I’ve had bursitis twice before, once in my shoulder and once in my wrist. Both times it was before I got diagnosed with tick-borne infections. For my shoulder, I had a steroid injection. I’m not likely to repeat that, now that I know steroids allow the infections to get stronger. For my wrist, I did physical therapy to improve the musculature in my arm and hand and protect the joint better. In addition I took ibuprofen and it cleared up after about a month. I hope this works the same way.
For the plantar fasciitis and deconditioning, I started doing physical therapy. It’s painful, but it helps a little. I’m being fastidious about doing the home exercises between sessions, trying my best to rebuild my feet. I stopped wearing padded shoes, which I’d been doing until I saw the orthopedist, to try to give my heel a rest. Now I’m back to the barefoot shoes, since the plantar fasciitis is so mild, and it helps me avoid putting pressure on my heel when I walk. When I wore cushioned sneakers, I walked with an obvious pronounced heel-strike.
I have a certain amount of urgency about walking again. I feel better, physically, psychologically, emotionally, when I can go for a 30 minute walk every day or two. Now, I’m stuck with shorter walks, maybe 10 minutes at a time, and then I’m in a lot of pain. So I’m trying to solve this problem and get back to walking (and bone building) and making progress against the tick-borne illnesses.
When I got back from the Christmas trip to Virginia, I focused my daily coiling on Lyme Disease because I had a lot of arthritis. The herxes were making me sleepy all the time. I was starting to think I had a Babesia flare. I think I’ve got it enough under control that I can coil for Lyme every three or four days, while working on Bartonella in between. After a day of not coiling for Lyme, I was able to confirm the sleepiness was from the Lyme herx because it went away when I didn’t coil.

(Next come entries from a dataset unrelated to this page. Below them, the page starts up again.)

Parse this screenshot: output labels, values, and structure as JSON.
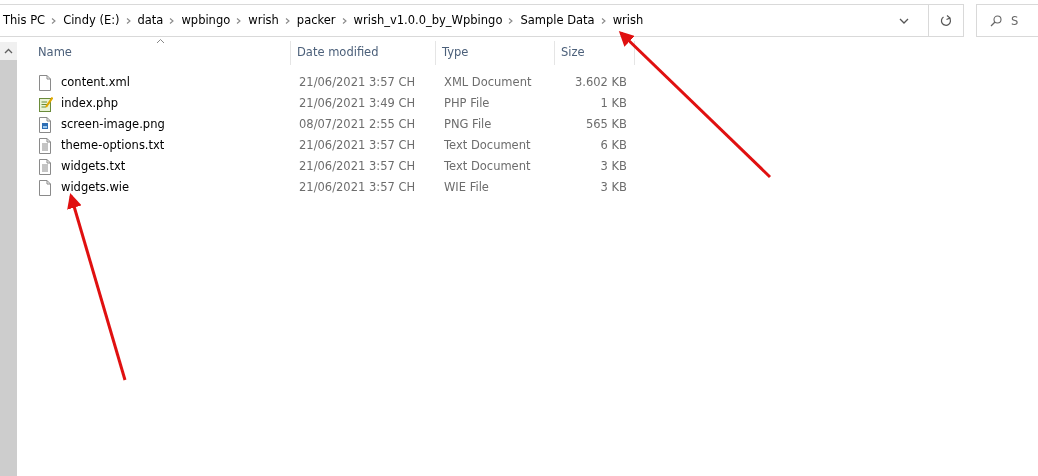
{
  "address_bar": {
    "crumbs": [
      "This PC",
      "Cindy (E:)",
      "data",
      "wpbingo",
      "wrish",
      "packer",
      "wrish_v1.0.0_by_Wpbingo",
      "Sample Data",
      "wrish"
    ]
  },
  "search": {
    "placeholder": "S"
  },
  "table": {
    "columns": [
      {
        "label": "Name",
        "sorted": true
      },
      {
        "label": "Date modified",
        "sorted": false
      },
      {
        "label": "Type",
        "sorted": false
      },
      {
        "label": "Size",
        "sorted": false
      }
    ],
    "rows": [
      {
        "kind": "blank",
        "name": "content.xml",
        "date": "21/06/2021 3:57 CH",
        "type": "XML Document",
        "size": "3.602 KB"
      },
      {
        "kind": "script",
        "name": "index.php",
        "date": "21/06/2021 3:49 CH",
        "type": "PHP File",
        "size": "1 KB"
      },
      {
        "kind": "image",
        "name": "screen-image.png",
        "date": "08/07/2021 2:55 CH",
        "type": "PNG File",
        "size": "565 KB"
      },
      {
        "kind": "text",
        "name": "theme-options.txt",
        "date": "21/06/2021 3:57 CH",
        "type": "Text Document",
        "size": "6 KB"
      },
      {
        "kind": "text",
        "name": "widgets.txt",
        "date": "21/06/2021 3:57 CH",
        "type": "Text Document",
        "size": "3 KB"
      },
      {
        "kind": "blank",
        "name": "widgets.wie",
        "date": "21/06/2021 3:57 CH",
        "type": "WIE File",
        "size": "3 KB"
      }
    ]
  },
  "annotations": [
    {
      "kind": "arrow"
    },
    {
      "kind": "arrow"
    }
  ]
}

I’ve changed my Bartonella coiling routine (again) to focus on my central and radial nerves and maximize coiling time. It’s taken me until yesterday to coil for Bartonella twice a day. I felt resistant as the Bartonella herx (headaches, kidney pain, urinary hesitation, constipation, peripheral nerve pain and tingling in my arms) crept up rapidly. But I know that unless I do it twice a day, fatigue starts putting me in a holding pattern. I’ve added a few minutes of both Bartonella and Lyme coiling to my feet to see if I can finally get the bursitis and nerve inflammation to resolve.
Bartonella Coiling Protocol
832Hz (48 minutes total, twice per day)
- Back of head – 8 minutes
- Each shoulder knob – 8 minutes
- Spine: upper, middle, lower – 8 minutes each
Since I can only coil for 16 minutes with each coil before it gets too hot, I have to use three coils to do this protocol.
To keep up with all this, I’m taking my usual detox herbs (milk thistle and chanca piedra) as well as NAC (n-Acetyl cysteine), an antioxidant that helps with Bartonella herxes and with inflammation (bursitis and nerve). Most nights I’m also drinking tea that contains dandelion root. And I’m drinking kombucha some days. As the herxes get more intense, I’ll get more consistent about drinking the teas. (For completeness of the record, I’m also taking the 4 supplements for bone building.)
My goal continues to be to get rid of Bartonella as soon as possible. I remind myself of this every day. This is the key, hopefully to reaching the end, but if not, then to whatever remains.